Generally, all current rules for ships are created on the basis that the vessel is manned at all times.

This results in challenges in relation to future autonomous ships that can be partial or completely unmanned.

IMO has started the extensive work looking at the current regulation – a so-called Regulatory Scoping Exercise, where the current rules are reviewed in order to evaluate to what extent those rules are able to contain levels of autonomy, and/or which rules need to be changed or developed.

The Danish Maritime Authority participates as Denmark’s representative in this work. The goal is to establish common ground rules for autonomous ships, internationally.

Report on electronic lookout

DTU and FORCE Technology have published a report regarding electronic lookout. The report compares the human lookout function from the bridge on a ship with technological lookout. The project is an important element for the establishment of knowledge regarding opportunities for technologies for autonomous ships, and an example of a research project that contributes to the intentions of the government’s growth plan for The Blue Denmark.

Several Danish ferries have been involved in the project, and the Danish Maritime Fund supports it.

Read the report on electronic lookout

Report on regulatory barriers for usage of autonomous ships.

The report produced by Rambøll and CORE law firm for the Danish Maritime Authority contains a list of recommendations on how Denmark can soften and prepare regulation on autonomous technologies by looking at the regulation of the manning of the ships, the definition of the term shipmaster and permission to periodically unmanned bridge and electronic lookout.

Read the report of Rambøll and CORE law firm on autonomous ships

Preliminary analysis on autonomous ships

In fall 2016, the Technical University of Denmark (DTU) and the Danish Maritime Authority published a preliminary analysis on autonomous ships.
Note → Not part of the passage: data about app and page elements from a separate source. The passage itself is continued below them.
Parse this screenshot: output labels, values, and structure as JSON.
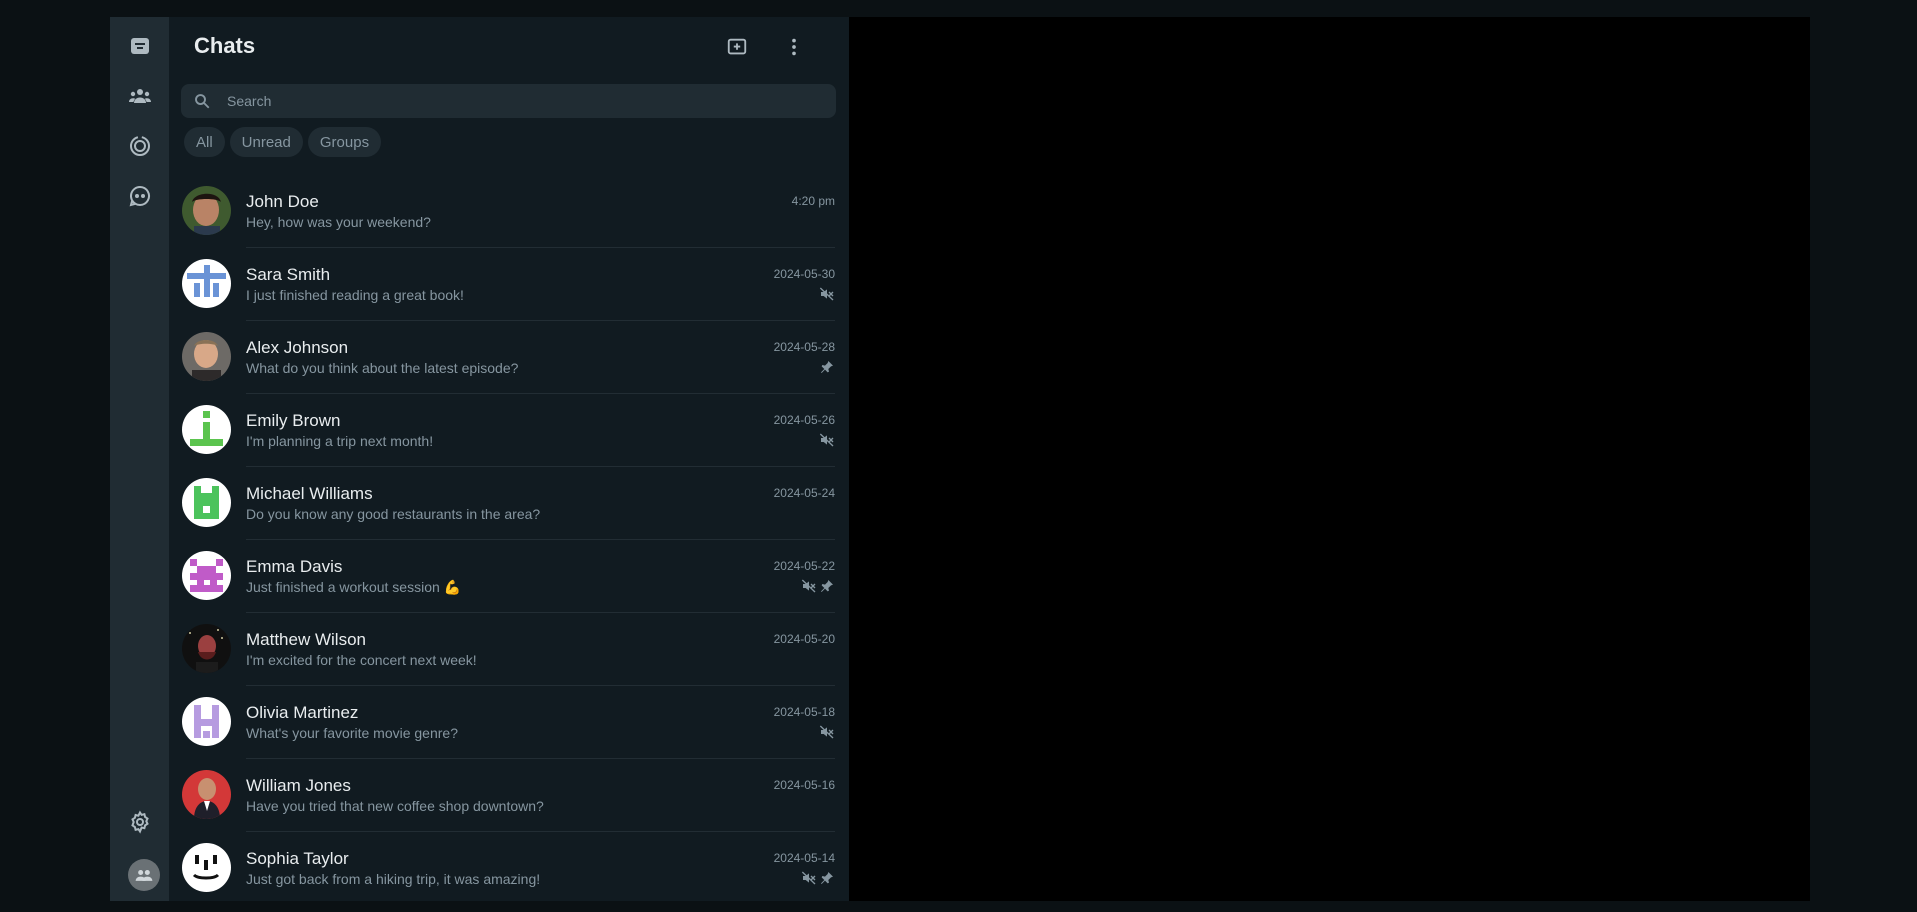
{
  "panel": {
    "title": "Chats",
    "new_chat_icon": "new-chat-icon",
    "menu_icon": "kebab-menu-icon"
  },
  "search": {
    "placeholder": "Search",
    "icon": "search-icon"
  },
  "filters": [
    {
      "label": "All"
    },
    {
      "label": "Unread"
    },
    {
      "label": "Groups"
    }
  ],
  "rail": {
    "icons": [
      "chats-icon",
      "communities-icon",
      "status-icon",
      "channels-icon",
      "settings-icon",
      "profile-avatar-icon"
    ]
  },
  "chats": [
    {
      "name": "John Doe",
      "preview": "Hey, how was your weekend?",
      "time": "4:20 pm",
      "muted": false,
      "pinned": false
    },
    {
      "name": "Sara Smith",
      "preview": "I just finished reading a great book!",
      "time": "2024-05-30",
      "muted": true,
      "pinned": false
    },
    {
      "name": "Alex Johnson",
      "preview": "What do you think about the latest episode?",
      "time": "2024-05-28",
      "muted": false,
      "pinned": true
    },
    {
      "name": "Emily Brown",
      "preview": "I'm planning a trip next month!",
      "time": "2024-05-26",
      "muted": true,
      "pinned": false
    },
    {
      "name": "Michael Williams",
      "preview": "Do you know any good restaurants in the area?",
      "time": "2024-05-24",
      "muted": false,
      "pinned": false
    },
    {
      "name": "Emma Davis",
      "preview": "Just finished a workout session 💪",
      "time": "2024-05-22",
      "muted": true,
      "pinned": true
    },
    {
      "name": "Matthew Wilson",
      "preview": "I'm excited for the concert next week!",
      "time": "2024-05-20",
      "muted": false,
      "pinned": false
    },
    {
      "name": "Olivia Martinez",
      "preview": "What's your favorite movie genre?",
      "time": "2024-05-18",
      "muted": true,
      "pinned": false
    },
    {
      "name": "William Jones",
      "preview": "Have you tried that new coffee shop downtown?",
      "time": "2024-05-16",
      "muted": false,
      "pinned": false
    },
    {
      "name": "Sophia Taylor",
      "preview": "Just got back from a hiking trip, it was amazing!",
      "time": "2024-05-14",
      "muted": true,
      "pinned": true
    }
  ],
  "colors": {
    "rail_bg": "#202c33",
    "panel_bg": "#111b21",
    "text_primary": "#e9edef",
    "text_secondary": "#8696a0",
    "viewer_bg": "#000000"
  }
}
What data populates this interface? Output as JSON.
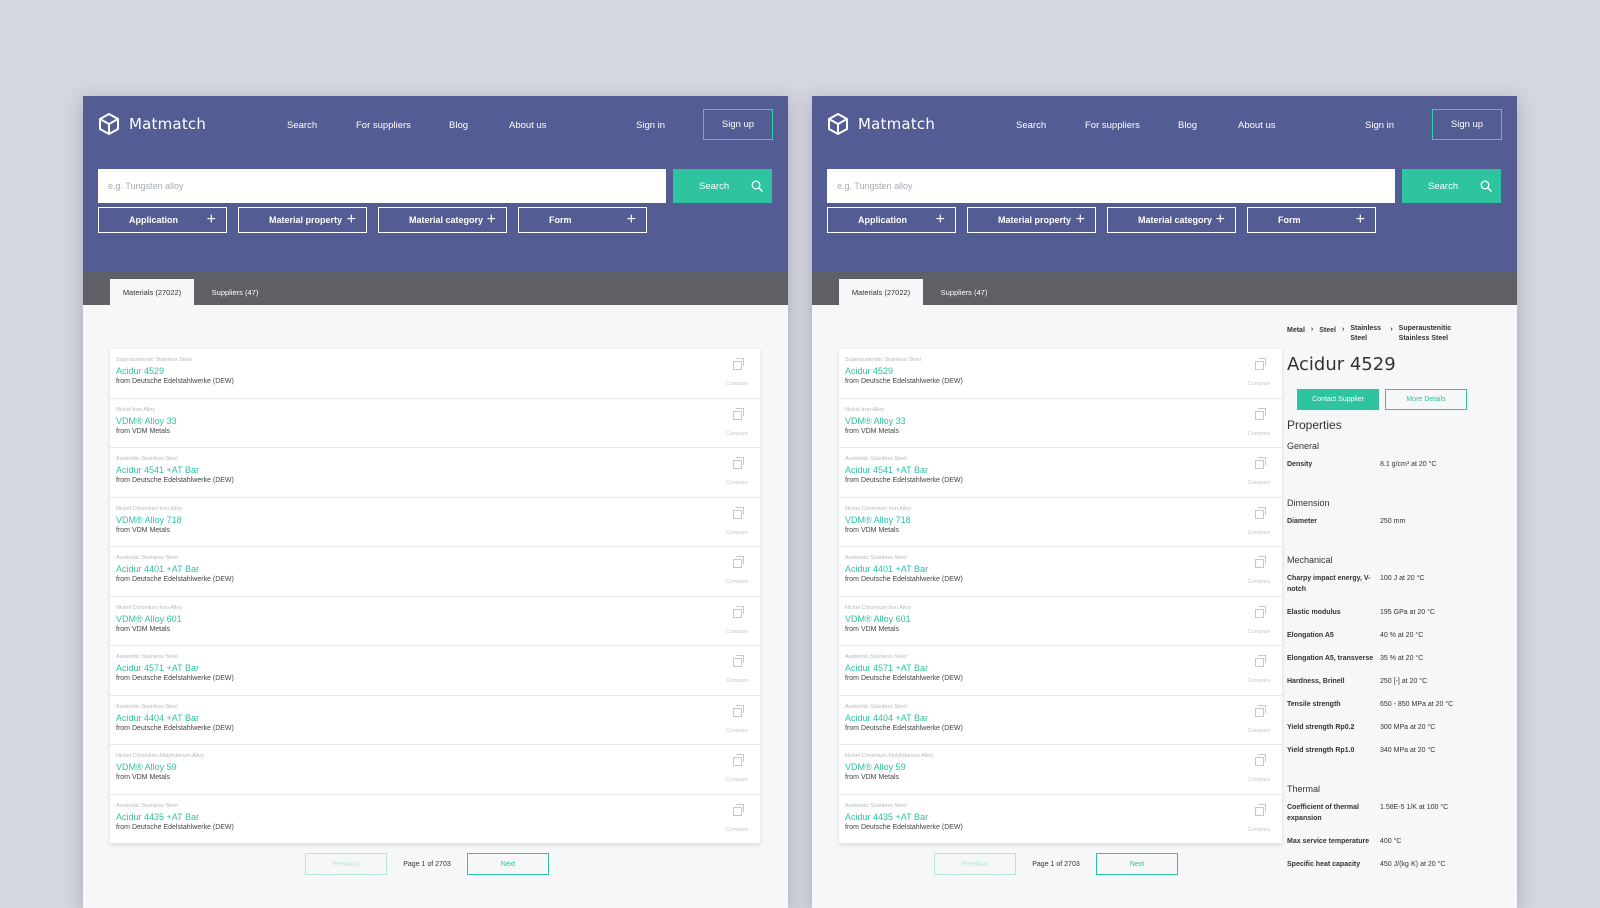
{
  "header": {
    "logo": "Matmatch",
    "nav": [
      "Search",
      "For suppliers",
      "Blog",
      "About us"
    ],
    "sign_in": "Sign in",
    "sign_up": "Sign up"
  },
  "search": {
    "placeholder": "e.g. Tungsten alloy",
    "button": "Search"
  },
  "filters": [
    "Application",
    "Material property",
    "Material category",
    "Form"
  ],
  "tabs": [
    "Materials (27022)",
    "Suppliers (47)"
  ],
  "materials": [
    {
      "category": "Superaustenitic Stainless Steel",
      "name": "Acidur 4529",
      "supplier": "from Deutsche Edelstahlwerke (DEW)"
    },
    {
      "category": "Nickel Iron Alloy",
      "name": "VDM® Alloy 33",
      "supplier": "from VDM Metals"
    },
    {
      "category": "Austenitic Stainless Steel",
      "name": "Acidur 4541 +AT Bar",
      "supplier": "from Deutsche Edelstahlwerke (DEW)"
    },
    {
      "category": "Nickel Chromium Iron Alloy",
      "name": "VDM® Alloy 718",
      "supplier": "from VDM Metals"
    },
    {
      "category": "Austenitic Stainless Steel",
      "name": "Acidur 4401 +AT Bar",
      "supplier": "from Deutsche Edelstahlwerke (DEW)"
    },
    {
      "category": "Nickel Chromium Iron Alloy",
      "name": "VDM® Alloy 601",
      "supplier": "from VDM Metals"
    },
    {
      "category": "Austenitic Stainless Steel",
      "name": "Acidur 4571 +AT Bar",
      "supplier": "from Deutsche Edelstahlwerke (DEW)"
    },
    {
      "category": "Austenitic Stainless Steel",
      "name": "Acidur 4404 +AT Bar",
      "supplier": "from Deutsche Edelstahlwerke (DEW)"
    },
    {
      "category": "Nickel Chromium Molybdenum Alloy",
      "name": "VDM® Alloy 59",
      "supplier": "from VDM Metals"
    },
    {
      "category": "Austenitic Stainless Steel",
      "name": "Acidur 4435 +AT Bar",
      "supplier": "from Deutsche Edelstahlwerke (DEW)"
    }
  ],
  "compare_label": "Compare",
  "pagination": {
    "previous": "Previous",
    "info": "Page 1 of 2703",
    "next": "Next"
  },
  "detail": {
    "breadcrumb": [
      "Metal",
      "Steel",
      "Stainless Steel",
      "Superaustenitic Stainless Steel"
    ],
    "title": "Acidur 4529",
    "contact": "Contact Supplier",
    "more": "More Details",
    "properties_heading": "Properties",
    "sections": [
      {
        "title": "General",
        "rows": [
          {
            "name": "Density",
            "value": "8.1 g/cm³ at 20 °C"
          }
        ]
      },
      {
        "title": "Dimension",
        "rows": [
          {
            "name": "Diameter",
            "value": "250 mm"
          }
        ]
      },
      {
        "title": "Mechanical",
        "rows": [
          {
            "name": "Charpy impact energy, V-notch",
            "value": "100 J at 20 °C"
          },
          {
            "name": "Elastic modulus",
            "value": "195 GPa at 20 °C"
          },
          {
            "name": "Elongation A5",
            "value": "40 % at 20 °C"
          },
          {
            "name": "Elongation A5, transverse",
            "value": "35 % at 20 °C"
          },
          {
            "name": "Hardness, Brinell",
            "value": "250 [-] at 20 °C"
          },
          {
            "name": "Tensile strength",
            "value": "650 - 850 MPa at 20 °C"
          },
          {
            "name": "Yield strength Rp0.2",
            "value": "300 MPa at 20 °C"
          },
          {
            "name": "Yield strength Rp1.0",
            "value": "340 MPa at 20 °C"
          }
        ]
      },
      {
        "title": "Thermal",
        "rows": [
          {
            "name": "Coefficient of thermal expansion",
            "value": "1.58E-5 1/K at 100 °C"
          },
          {
            "name": "Max service temperature",
            "value": "400 °C"
          },
          {
            "name": "Specific heat capacity",
            "value": "450 J/(kg·K) at 20 °C"
          }
        ]
      }
    ]
  },
  "colors": {
    "header": "#535c93",
    "accent": "#2ec4a1",
    "tabbar": "#5e6066",
    "backdrop": "#d4d7e0"
  }
}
The report describes the opportunities of autonomous ships as well as how to define different levels of autonomy.

Read the Technical University of Denmark and the Danish Maritime Authority’s preliminary analysis on autonomous ships